I have no clue what the Commission’s final decision will be and no individual participant will ever get everything they wish for. We would prefer to see the EU put in place a regulation forcing those producing more than 5% of the year’s max internet traffic to come to the negotiating table and pay a fair amount to support the growth of network access and the funds needed for infrastructure investment in Europe. If a deal cannot be reached, then the existing framework with have to intervene and make a final decision on the offer.

But looking at the situation more broadly, isn’t this just the same longstanding complaint from telecommunications companies about companies that provide web-based services taking all the best parts for themselves, while leaving the telecommunications companies with the constant expenses of maintaining the wiring for others’ advantages; which some observers suggest, ignores the fundamental contrasts in technology (and culture) and disregards telecoms’ incapacity to exploit available openings to be innovative around their services, instead prioritizing gaining income from their own users using the existing structure?
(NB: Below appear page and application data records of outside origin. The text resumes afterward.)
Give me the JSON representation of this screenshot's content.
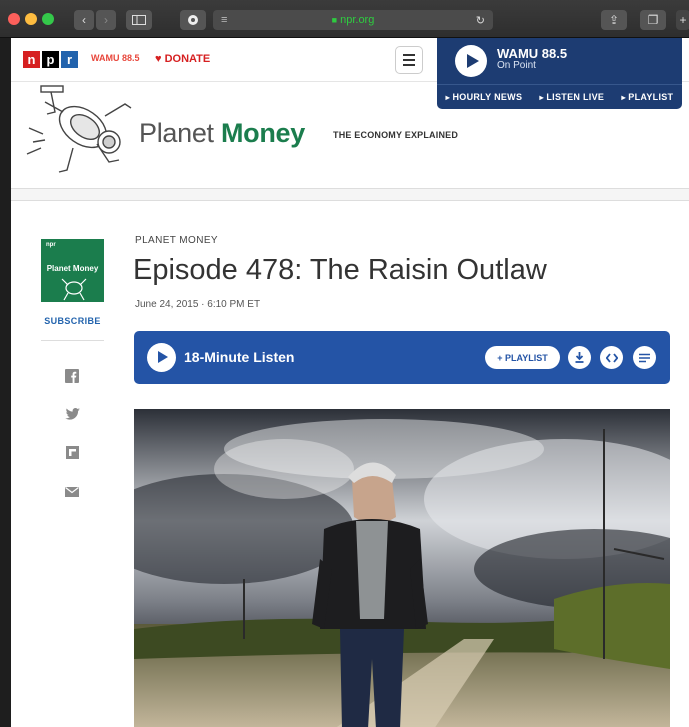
{
  "browser": {
    "url": "npr.org"
  },
  "header": {
    "logo_letters": [
      "n",
      "p",
      "r"
    ],
    "station": "WAMU 88.5",
    "donate": "DONATE"
  },
  "player": {
    "station": "WAMU 88.5",
    "show": "On Point",
    "links": [
      "HOURLY NEWS",
      "LISTEN LIVE",
      "PLAYLIST"
    ]
  },
  "brand": {
    "title_light": "Planet ",
    "title_bold": "Money",
    "tagline": "THE ECONOMY EXPLAINED"
  },
  "sidebar": {
    "podcast_art_npr": "npr",
    "podcast_art_title": "Planet Money",
    "subscribe": "SUBSCRIBE",
    "share_icons": [
      "facebook-icon",
      "twitter-icon",
      "flipboard-icon",
      "email-icon"
    ]
  },
  "article": {
    "kicker": "PLANET MONEY",
    "headline": "Episode 478: The Raisin Outlaw",
    "date": "June 24, 2015 · 6:10 PM ET"
  },
  "audio": {
    "label": "18-Minute Listen",
    "playlist_button": "+ PLAYLIST"
  },
  "colors": {
    "npr_red": "#d62021",
    "npr_black": "#000000",
    "npr_blue": "#2263ad",
    "planet_money_green": "#1b7d4d",
    "audio_blue": "#2454a6",
    "player_navy": "#1d3c72"
  }
}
The drastic shift in modern times has transformed a classic telecommunication grievance into a fair request looking ahead to the future. It appears that major service providers are pointing to the reality that significant market share warrants increased responsibility to build infrastructure. This idea suggests that being large entitles a service to its own tax. Should this gain public acceptance, it could be thanks to Big Tech’s existing reputation for its unfair competitive practices.

It seems that the great skills of the tech titans when it comes to moving profits and getting the most value from their sources are finally leading to problems for them in Europe.

The current situation in the market is that there is a huge disparity between large traffic producers and European companies. We are requesting the European Commission to intervene and correct this balance so that those producers earning the most from European consumers contribute to the investments made into European infrastructure. The essential point here is to make sure that there is a way to involve them in the discussion,” Giusti stated.

The main issue is that there is no motivation for the major traffic sources to take part in the conversation. Instead of creating more structures with more potential complications for those investing in Europe, let’s concentrate on resolving the problem that is already present. The service providers are funding the systems in reaction to the capacity due to these players; therefore, it would probably be the most beneficial. It would be most convenient and efficient if the major sites that generate the largest amount of traffic reached an accord with the European telecommunications companies – discussing what is appropriate and what kind of payment should be made for the increased traffic they cause.

Europe is aiming to create regulations and taxes to shape the future of virtual realities.
The European Parliament has approved a major update to the European Union’s digital rulebook, which is considered an historic transition.